Essential Chord Theory For Guitarists

Music theory is one of those things a lot of musicians (I’m looking at you, guitarists) like to avoid. Most of the reasons I’ve heard are that it will reduce their creativity or box them in with too many rules. I see music theory as a tool that allows me to write and learn music a lot faster and make conscious decisions about what I’m playing. I’ll be coming at this from a guitarists standpoint but you should be able to transplant it to any musical venture.

You only need 2 notes to build a chord

Chords might look incredibly complicated but when you get right down to the core of them, they only need 2 notes to function. There are 6 strings on a guitar which is why it can look like your fingers are spread all over the place when you’ve just been told to play a C minor chord. Knowing how chords are built will help you come up with interesting and perhaps better sounding guitar parts.

The major scale

The major scale is built from the following intervals:
Root, 2nd, 3rd, 4th, 5th, 6th, 7th.
On a single guitar string starting from open, this would look like:
Open, 2nd fret, 4th fret, 5th fret, 7th fret, 9th fret and 11th fret.

Chords are made using the root note, the 3rd and the 5th. If we look at a C major chords, those notes would be C, E and G. The C tells us what chord we’re playing, the E tells us it’s a major chord because it sounds happy, and the G makes the chord sound a bit fuller. We could quite easily get rid of the G and still be left with a happy sounding chord. Take the 9th fret on the G string (E) and play it with the 9th fret on the B string (G#). You’ve just made an E major chord with 2 notes. With guitar, less is quite often more, and these 2 notes could be a great way of playing an E chord without muddying the mix.

Major and minor chords are only 1 note different from each other

Following on from the previous section, let’s have a look at minor chords. Again, the shapes on a guitar can look quite complicated but become a lot easier to understand when you realise they’re exactly like the major chords except with a flat 3rd instead of a major 3rd. The simplest place to see this is with your open D chord shape. Starting on the open D string you have a root note (D), a 5th on fret number 2 on the G string (A), another root note 3rd fret on the B string (D), and a 3rd on the 2nd fret on the high E string (F#). If you just move that 3rd down one fret to an F, the entire chord becomes minor.

The CAGED system

Now we know how chords are made and how to easily switch between major and minor, we need a simple way to play them all.
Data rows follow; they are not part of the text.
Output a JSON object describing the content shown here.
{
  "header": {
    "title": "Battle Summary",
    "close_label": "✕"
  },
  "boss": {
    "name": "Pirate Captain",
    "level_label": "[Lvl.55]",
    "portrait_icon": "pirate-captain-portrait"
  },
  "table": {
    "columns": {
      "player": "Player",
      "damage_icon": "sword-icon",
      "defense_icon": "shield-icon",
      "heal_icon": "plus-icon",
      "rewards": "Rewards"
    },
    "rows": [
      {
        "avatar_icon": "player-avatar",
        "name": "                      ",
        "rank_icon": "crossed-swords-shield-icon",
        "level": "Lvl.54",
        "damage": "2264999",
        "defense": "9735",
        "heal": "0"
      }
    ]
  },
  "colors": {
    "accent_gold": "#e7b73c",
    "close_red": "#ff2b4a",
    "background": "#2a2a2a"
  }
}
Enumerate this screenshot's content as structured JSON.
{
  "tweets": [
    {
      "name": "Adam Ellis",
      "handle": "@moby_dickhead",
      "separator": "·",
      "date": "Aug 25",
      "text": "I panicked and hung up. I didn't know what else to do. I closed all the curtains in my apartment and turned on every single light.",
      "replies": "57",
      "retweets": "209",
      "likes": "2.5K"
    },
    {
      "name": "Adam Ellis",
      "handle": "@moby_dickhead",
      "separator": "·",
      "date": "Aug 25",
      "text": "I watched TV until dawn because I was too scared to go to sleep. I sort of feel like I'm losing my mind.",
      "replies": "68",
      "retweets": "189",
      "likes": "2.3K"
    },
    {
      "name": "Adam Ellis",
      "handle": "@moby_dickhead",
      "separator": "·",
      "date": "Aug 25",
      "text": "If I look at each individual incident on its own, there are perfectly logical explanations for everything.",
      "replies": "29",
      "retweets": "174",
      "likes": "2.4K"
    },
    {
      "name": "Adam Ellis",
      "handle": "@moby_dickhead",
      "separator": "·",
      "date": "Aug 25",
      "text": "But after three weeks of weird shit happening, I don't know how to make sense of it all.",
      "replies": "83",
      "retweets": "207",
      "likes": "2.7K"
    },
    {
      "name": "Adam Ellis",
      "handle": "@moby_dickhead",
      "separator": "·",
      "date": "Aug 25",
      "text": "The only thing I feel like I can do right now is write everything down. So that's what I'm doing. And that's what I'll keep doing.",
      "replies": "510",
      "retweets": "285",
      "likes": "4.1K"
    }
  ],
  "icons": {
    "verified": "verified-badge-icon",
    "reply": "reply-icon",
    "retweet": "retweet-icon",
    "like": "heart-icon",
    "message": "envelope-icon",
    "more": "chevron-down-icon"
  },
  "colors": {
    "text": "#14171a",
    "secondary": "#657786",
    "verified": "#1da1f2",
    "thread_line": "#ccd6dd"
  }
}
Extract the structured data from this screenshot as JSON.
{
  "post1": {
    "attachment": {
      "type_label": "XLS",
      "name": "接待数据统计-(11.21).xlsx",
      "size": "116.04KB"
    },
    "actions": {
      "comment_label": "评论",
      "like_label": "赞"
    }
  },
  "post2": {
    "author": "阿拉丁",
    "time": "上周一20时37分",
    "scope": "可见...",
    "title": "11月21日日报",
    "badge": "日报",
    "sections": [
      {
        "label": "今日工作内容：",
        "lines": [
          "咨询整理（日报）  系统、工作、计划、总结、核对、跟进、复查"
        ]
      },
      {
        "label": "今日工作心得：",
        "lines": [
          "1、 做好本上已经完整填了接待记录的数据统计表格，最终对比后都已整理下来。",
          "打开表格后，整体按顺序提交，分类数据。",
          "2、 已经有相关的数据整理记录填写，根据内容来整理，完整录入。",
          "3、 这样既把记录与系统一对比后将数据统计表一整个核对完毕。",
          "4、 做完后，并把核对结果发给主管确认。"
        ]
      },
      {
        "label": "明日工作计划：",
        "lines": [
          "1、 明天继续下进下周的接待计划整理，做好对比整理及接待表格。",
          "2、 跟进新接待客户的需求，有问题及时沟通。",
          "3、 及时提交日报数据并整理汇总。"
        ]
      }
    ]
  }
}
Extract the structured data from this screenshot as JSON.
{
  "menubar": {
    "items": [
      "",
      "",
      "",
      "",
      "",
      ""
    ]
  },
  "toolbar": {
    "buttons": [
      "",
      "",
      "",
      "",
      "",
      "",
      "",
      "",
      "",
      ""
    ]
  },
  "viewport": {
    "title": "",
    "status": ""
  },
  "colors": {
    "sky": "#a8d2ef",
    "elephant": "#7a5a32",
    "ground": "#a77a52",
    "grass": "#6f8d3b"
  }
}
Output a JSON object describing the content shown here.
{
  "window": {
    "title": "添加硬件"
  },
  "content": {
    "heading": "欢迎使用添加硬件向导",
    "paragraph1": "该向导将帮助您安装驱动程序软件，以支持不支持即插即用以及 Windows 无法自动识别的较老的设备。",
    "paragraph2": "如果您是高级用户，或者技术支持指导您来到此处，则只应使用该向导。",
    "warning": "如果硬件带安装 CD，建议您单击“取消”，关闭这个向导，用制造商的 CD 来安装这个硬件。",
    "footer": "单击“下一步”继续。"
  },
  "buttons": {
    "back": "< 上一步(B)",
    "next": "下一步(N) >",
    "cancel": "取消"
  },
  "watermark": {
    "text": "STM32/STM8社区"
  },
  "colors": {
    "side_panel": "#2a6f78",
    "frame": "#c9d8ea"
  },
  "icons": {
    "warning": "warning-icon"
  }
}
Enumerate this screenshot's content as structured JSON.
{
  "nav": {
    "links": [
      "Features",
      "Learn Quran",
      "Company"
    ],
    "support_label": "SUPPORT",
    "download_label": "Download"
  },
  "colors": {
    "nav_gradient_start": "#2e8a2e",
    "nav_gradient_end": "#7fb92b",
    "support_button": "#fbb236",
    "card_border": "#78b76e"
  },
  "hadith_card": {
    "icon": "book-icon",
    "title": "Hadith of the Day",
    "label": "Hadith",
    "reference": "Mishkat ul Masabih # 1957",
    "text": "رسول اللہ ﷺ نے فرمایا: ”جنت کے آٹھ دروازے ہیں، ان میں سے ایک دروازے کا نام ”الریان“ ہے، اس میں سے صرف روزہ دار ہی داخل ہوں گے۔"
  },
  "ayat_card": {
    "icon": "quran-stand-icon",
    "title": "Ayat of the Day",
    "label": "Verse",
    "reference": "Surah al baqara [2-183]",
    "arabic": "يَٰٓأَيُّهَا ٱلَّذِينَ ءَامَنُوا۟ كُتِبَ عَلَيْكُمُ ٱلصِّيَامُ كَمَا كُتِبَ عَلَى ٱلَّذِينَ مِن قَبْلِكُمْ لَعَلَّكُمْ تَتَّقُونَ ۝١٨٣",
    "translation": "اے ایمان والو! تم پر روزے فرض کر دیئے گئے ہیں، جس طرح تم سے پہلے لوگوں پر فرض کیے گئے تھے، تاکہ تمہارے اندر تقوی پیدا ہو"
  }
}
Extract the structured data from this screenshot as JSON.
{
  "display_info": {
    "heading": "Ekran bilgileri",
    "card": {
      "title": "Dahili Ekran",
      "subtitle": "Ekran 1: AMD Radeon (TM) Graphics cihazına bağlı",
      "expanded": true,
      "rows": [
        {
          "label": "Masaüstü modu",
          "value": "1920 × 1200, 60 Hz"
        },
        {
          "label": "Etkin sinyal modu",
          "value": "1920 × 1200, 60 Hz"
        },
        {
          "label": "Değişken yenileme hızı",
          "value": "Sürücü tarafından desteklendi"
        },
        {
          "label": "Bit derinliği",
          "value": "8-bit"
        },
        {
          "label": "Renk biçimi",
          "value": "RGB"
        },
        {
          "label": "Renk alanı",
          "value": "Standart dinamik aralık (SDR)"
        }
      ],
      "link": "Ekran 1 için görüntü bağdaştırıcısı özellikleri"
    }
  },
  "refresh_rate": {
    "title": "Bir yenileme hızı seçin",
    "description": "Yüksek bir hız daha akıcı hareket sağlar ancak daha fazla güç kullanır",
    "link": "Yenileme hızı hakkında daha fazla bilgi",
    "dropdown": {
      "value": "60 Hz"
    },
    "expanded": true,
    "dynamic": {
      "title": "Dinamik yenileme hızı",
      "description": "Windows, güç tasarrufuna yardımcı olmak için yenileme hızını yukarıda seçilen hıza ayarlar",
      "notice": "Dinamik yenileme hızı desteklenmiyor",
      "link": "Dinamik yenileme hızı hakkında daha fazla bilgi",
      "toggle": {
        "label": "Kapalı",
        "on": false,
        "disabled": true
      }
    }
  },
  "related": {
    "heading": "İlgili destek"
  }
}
The CAGED system allows us to only learn 5 shapes and then build everything else from there. Learn your C, A, G, E and D major chords. Then learn your Am, Em and Dm chords. All these shapes can be turned into barre chords that will allow you to play anywhere on the neck. This is useful to keep your playing sounding smooth. You don’t want to play a chord up on the 7th fret and then have to leap all the way down to the 1st fret.

Example

Let’s take our open C major chord starting on the 3rd fret. This is obviously the C shape. There are another 4 ways to play this chord. We can move it up to the A shape which barres across the 3rd fret. The next shape would be the G shape which starts on the 8th fret on the low E string and barres across the 5th fret. Then we have the E shape which is a guitarist’s favourite. That one also has the root note on the 8th fret of the low E string and barres across that same fret. Finally, we’re left with the D shape which has the root note on the 10th fret of the D string.

You can see how these shapes overlap each other quite a lot and let you use the entire neck of the guitar. A lot of the shapes are pretty impractical to play which is why knowing the 2 note theory from earlier is important so that you can select only the notes you need.

Conclusion

  • At their simplest, chords are made up of only 2 notes.
  • Major and minor chords sound very different but share all the same notes except 1.
  • The CAGED system will open up the entire the neck for you.

Knowing the chord principles will make guitar playing a lot simpler and will give you more creativity to choose the right notes. This can help every aspect of your playing and even carry over to new instruments you might pick up in the future.

I hope you got some value from this post. You can follow my guitar teaching journey on Instagram at instagram.com/pickupguitarlessons

Leave a Reply